Very few professional players have a career start like Josiah Sightler did. Sightler didn’t make his debut until the first week of June, but he seemed almost unstoppable up through July. In his first 126 plate appearances, Sightler hit .446/.524/.752. He had a 13.5% walk rate and 11.1% strikeout rate but hit for elite power with an isolated slugging percentage just over .300 at .307. Sightler’s wRC+ in this first stretch was 226, meaning he was 126% better than the league-average batter.
However, the season's last two months did not go as well. Sure, no one expected Sightler to maintain a wRC+ that looked like Barry Bonds at his peak, but this was a sudden and dramatic dropoff.
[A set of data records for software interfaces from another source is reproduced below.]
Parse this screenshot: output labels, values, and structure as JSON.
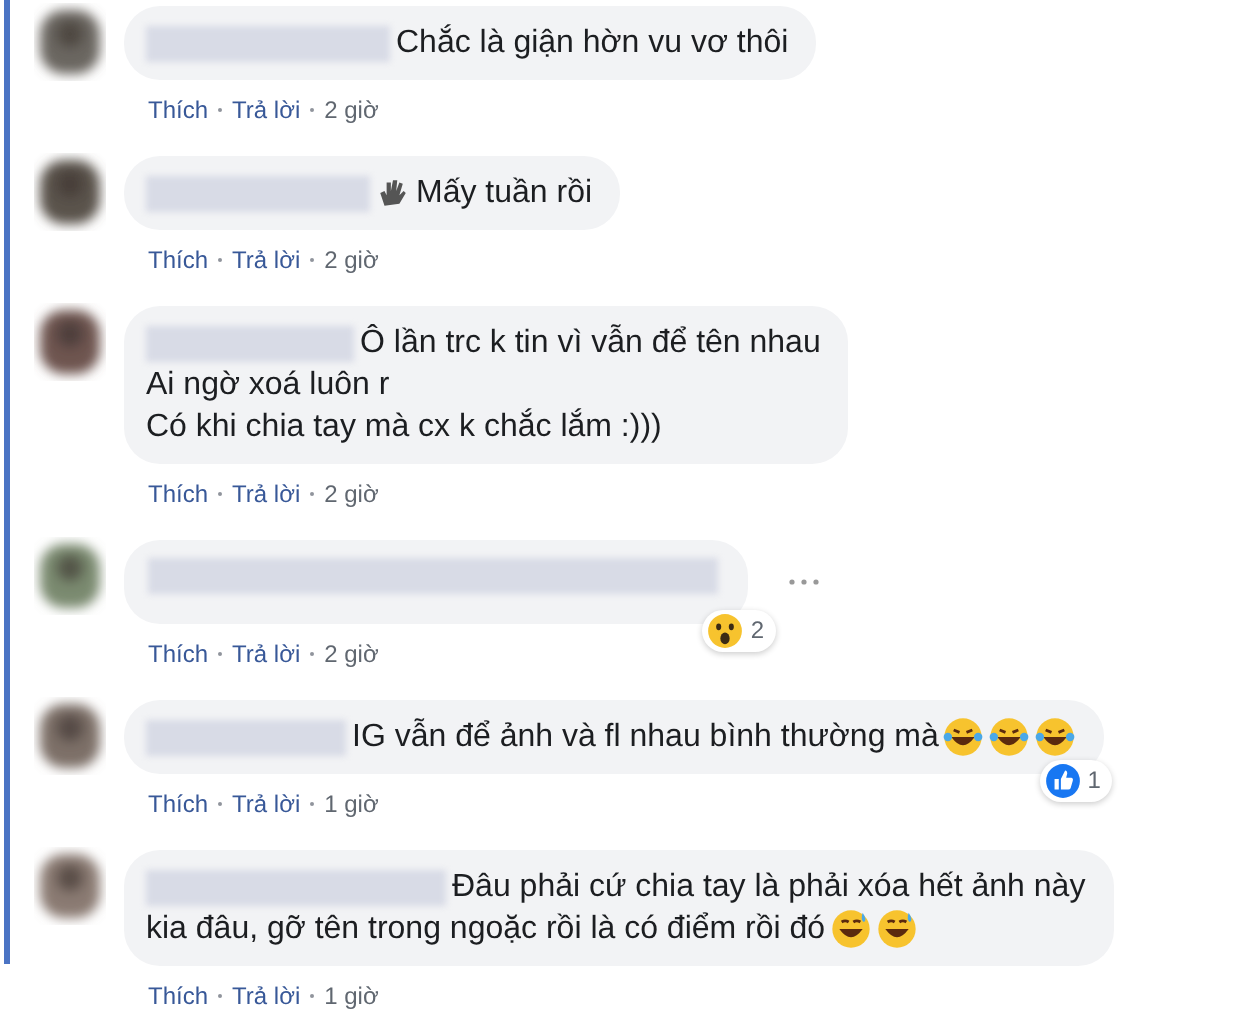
{
  "comments": [
    {
      "lines": [
        "Chắc là giận hờn vu vơ thôi"
      ],
      "actions": {
        "like": "Thích",
        "reply": "Trả lời",
        "time": "2 giờ"
      }
    },
    {
      "lines": [
        "Mấy tuần rồi"
      ],
      "lead_icon": {
        "kind": "hand"
      },
      "actions": {
        "like": "Thích",
        "reply": "Trả lời",
        "time": "2 giờ"
      }
    },
    {
      "lines": [
        "Ô lần trc k tin vì vẫn để tên nhau",
        "Ai ngờ xoá luôn r",
        "Có khi chia tay mà cx k chắc lắm :)))"
      ],
      "actions": {
        "like": "Thích",
        "reply": "Trả lời",
        "time": "2 giờ"
      }
    },
    {
      "actions": {
        "like": "Thích",
        "reply": "Trả lời",
        "time": "2 giờ"
      },
      "reaction": {
        "kind": "wow",
        "count": "2"
      },
      "menu": true
    },
    {
      "lines": [
        "IG vẫn để ảnh và fl nhau bình thường mà"
      ],
      "emojis": [
        {
          "kind": "laugh"
        },
        {
          "kind": "laugh"
        },
        {
          "kind": "laugh"
        }
      ],
      "actions": {
        "like": "Thích",
        "reply": "Trả lời",
        "time": "1 giờ"
      },
      "reaction": {
        "kind": "like",
        "count": "1"
      }
    },
    {
      "lines": [
        "Đâu phải cứ chia tay là phải xóa hết ảnh này",
        "kia đâu, gỡ tên trong ngoặc rồi là có điểm rồi đó"
      ],
      "emojis": [
        {
          "kind": "sweat"
        },
        {
          "kind": "sweat"
        }
      ],
      "actions": {
        "like": "Thích",
        "reply": "Trả lời",
        "time": "1 giờ"
      }
    }
  ]
}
His last 138 plate appearances yielded a poor .205/.254/.346 triple-slash, .272 wOBA, and wRC+ of just 62. Sightler’s walk rate plummeted to 5.8%, while his strikeout rate shot up to 31.2%.
Of the three prospect lists I used for today’s list, the only one who had him listed in the Pirates’ top prospects was MLB Pipeline at #26/30. Pipeline praises Sightler’s raw power he can generate from his large 6’3”, 234-pound frame. Sightler did hit for good pop throughout his college career, so it’s no surprise that he projects as more of a power hitter. However, we will see which Sightler shows up in 2024.
In terms of defense, the Pirates only let Sightler work at first base and designated hitter in 2023. But he did play some corner outfield at the University of South Carolina. Sightler has the arm strength to play an outfield corner as he also pitched a few times, throwing 90+ MPH heat off the mound. But given his limited range, he may be best suited for first base.